ABOUT THIS EXERCISE -> Search the records for "likes". Report every line where it occurs.

MATERIAL PROVIDED ->
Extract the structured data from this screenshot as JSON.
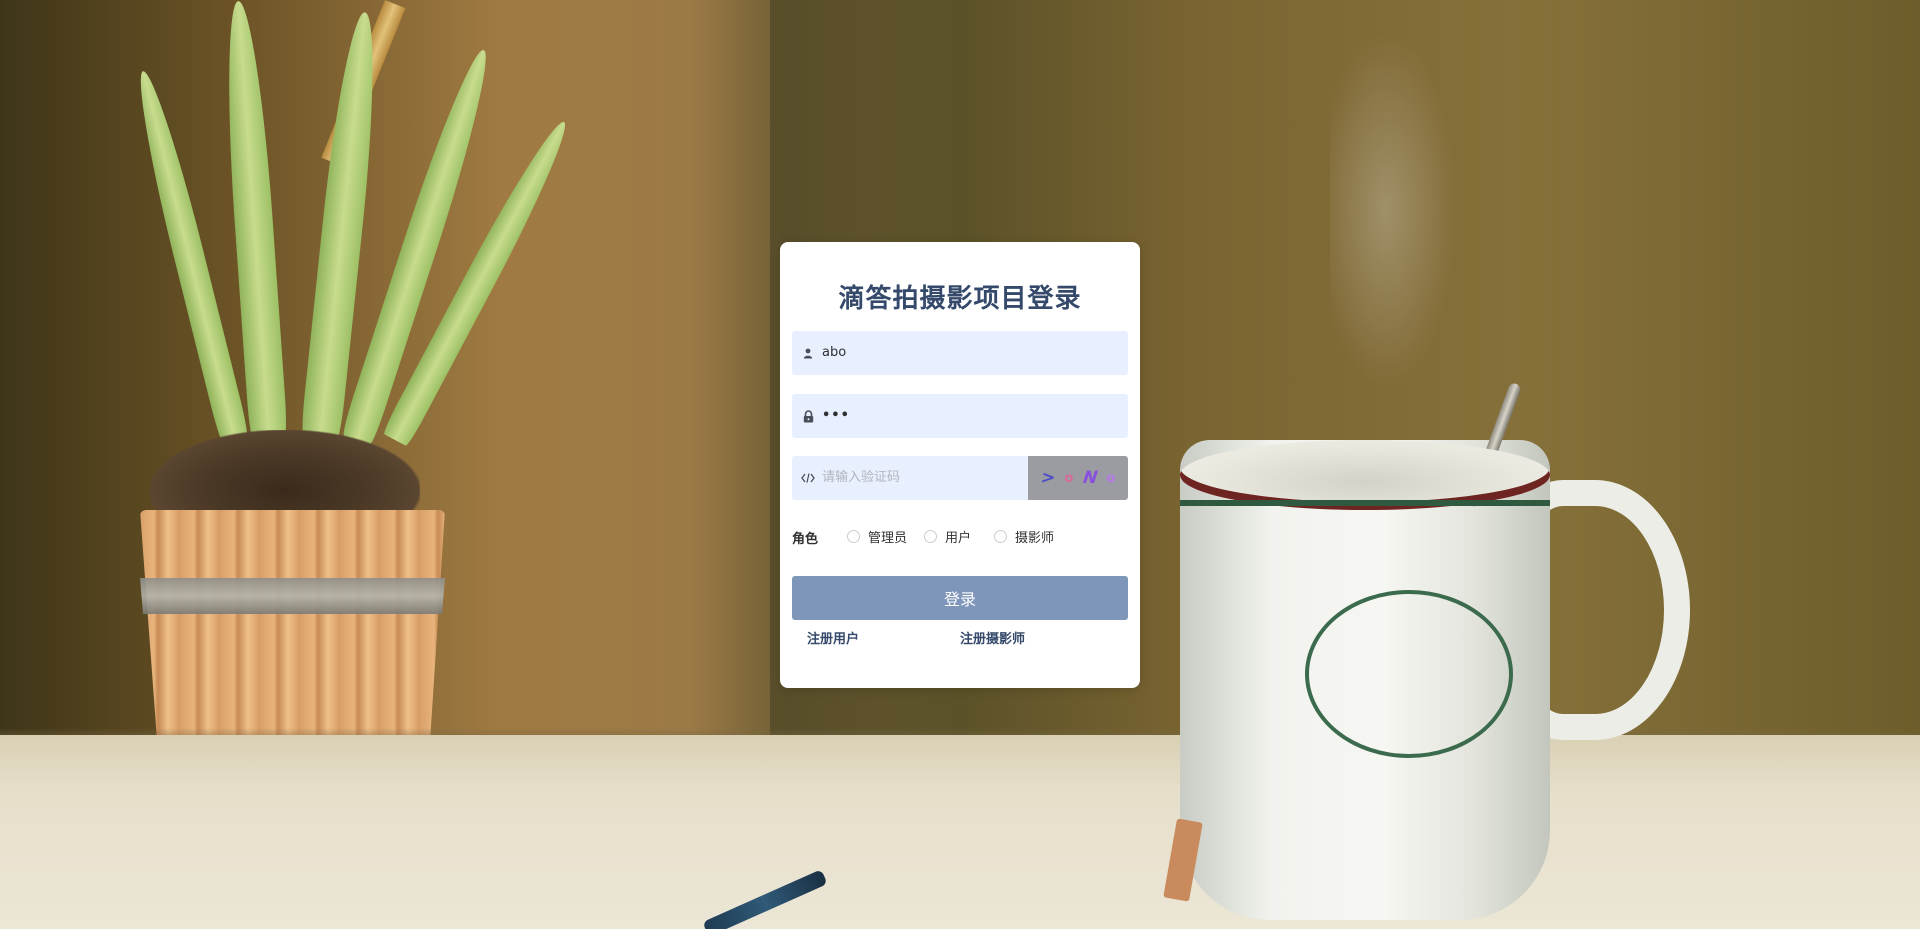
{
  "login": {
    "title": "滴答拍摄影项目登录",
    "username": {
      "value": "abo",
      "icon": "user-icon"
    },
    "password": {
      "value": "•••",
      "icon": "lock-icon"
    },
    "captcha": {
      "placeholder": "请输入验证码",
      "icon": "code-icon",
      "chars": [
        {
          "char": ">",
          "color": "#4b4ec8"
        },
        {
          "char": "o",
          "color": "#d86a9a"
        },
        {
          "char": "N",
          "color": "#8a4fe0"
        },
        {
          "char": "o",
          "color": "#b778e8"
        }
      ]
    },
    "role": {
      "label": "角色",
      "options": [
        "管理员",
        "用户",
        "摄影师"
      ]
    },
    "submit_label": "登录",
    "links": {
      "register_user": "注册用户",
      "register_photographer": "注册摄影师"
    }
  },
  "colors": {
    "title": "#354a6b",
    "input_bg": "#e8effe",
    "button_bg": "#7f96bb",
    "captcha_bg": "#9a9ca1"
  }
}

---

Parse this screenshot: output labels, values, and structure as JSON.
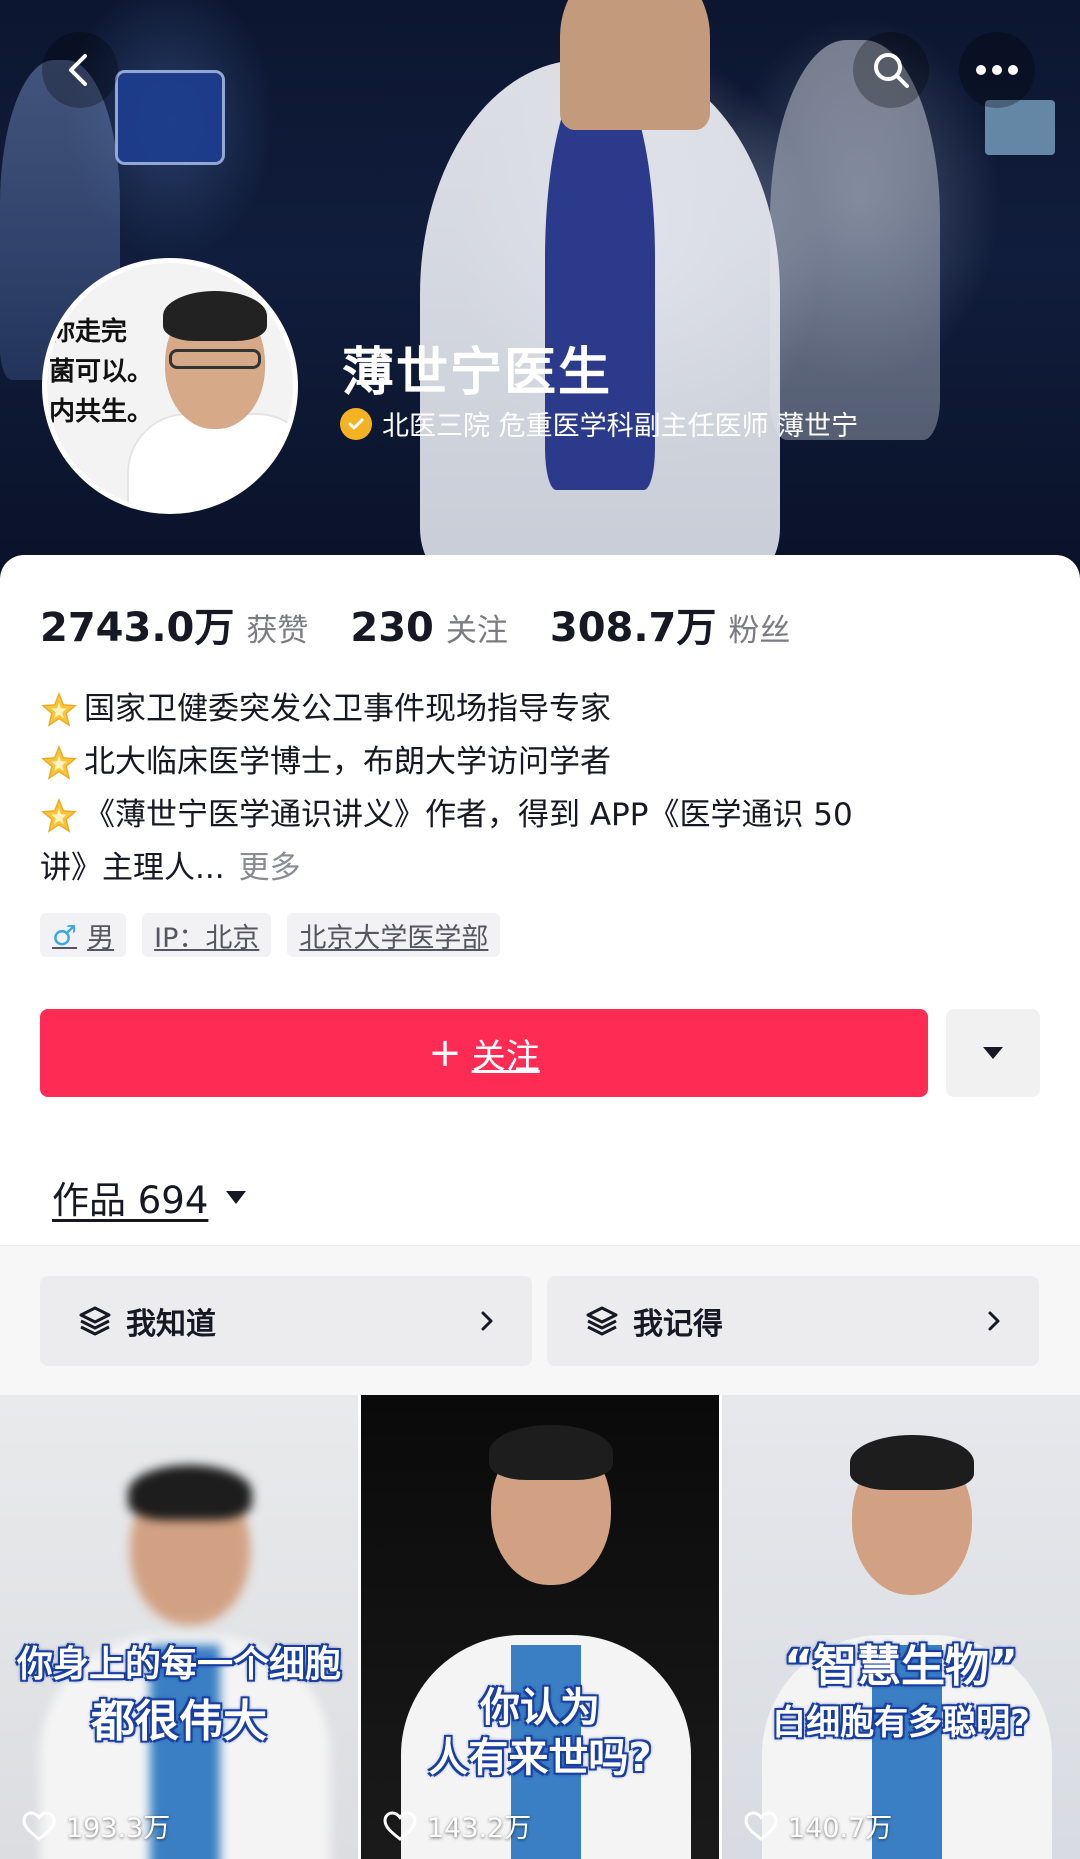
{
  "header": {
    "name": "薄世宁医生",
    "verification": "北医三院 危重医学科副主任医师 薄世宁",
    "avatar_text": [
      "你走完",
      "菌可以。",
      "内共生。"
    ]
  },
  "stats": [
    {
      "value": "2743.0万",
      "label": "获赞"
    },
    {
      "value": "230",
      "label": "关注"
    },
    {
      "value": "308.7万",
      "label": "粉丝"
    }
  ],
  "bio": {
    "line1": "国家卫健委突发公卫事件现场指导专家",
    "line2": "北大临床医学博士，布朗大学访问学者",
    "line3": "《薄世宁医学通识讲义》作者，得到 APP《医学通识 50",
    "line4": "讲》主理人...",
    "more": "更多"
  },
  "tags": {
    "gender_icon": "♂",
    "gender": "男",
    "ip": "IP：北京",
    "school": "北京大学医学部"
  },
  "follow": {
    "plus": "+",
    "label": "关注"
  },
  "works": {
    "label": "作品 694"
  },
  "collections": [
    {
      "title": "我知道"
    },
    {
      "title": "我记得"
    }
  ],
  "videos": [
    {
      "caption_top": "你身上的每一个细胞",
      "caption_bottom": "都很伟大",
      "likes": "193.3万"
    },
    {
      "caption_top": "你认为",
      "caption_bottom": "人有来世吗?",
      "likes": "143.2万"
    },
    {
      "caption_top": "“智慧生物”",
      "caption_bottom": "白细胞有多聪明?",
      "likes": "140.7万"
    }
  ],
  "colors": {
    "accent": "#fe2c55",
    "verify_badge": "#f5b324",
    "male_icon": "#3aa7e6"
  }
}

EXERCISE RESPONSE ->
      "likes": "193.3万"
      "likes": "143.2万"
      "likes": "140.7万"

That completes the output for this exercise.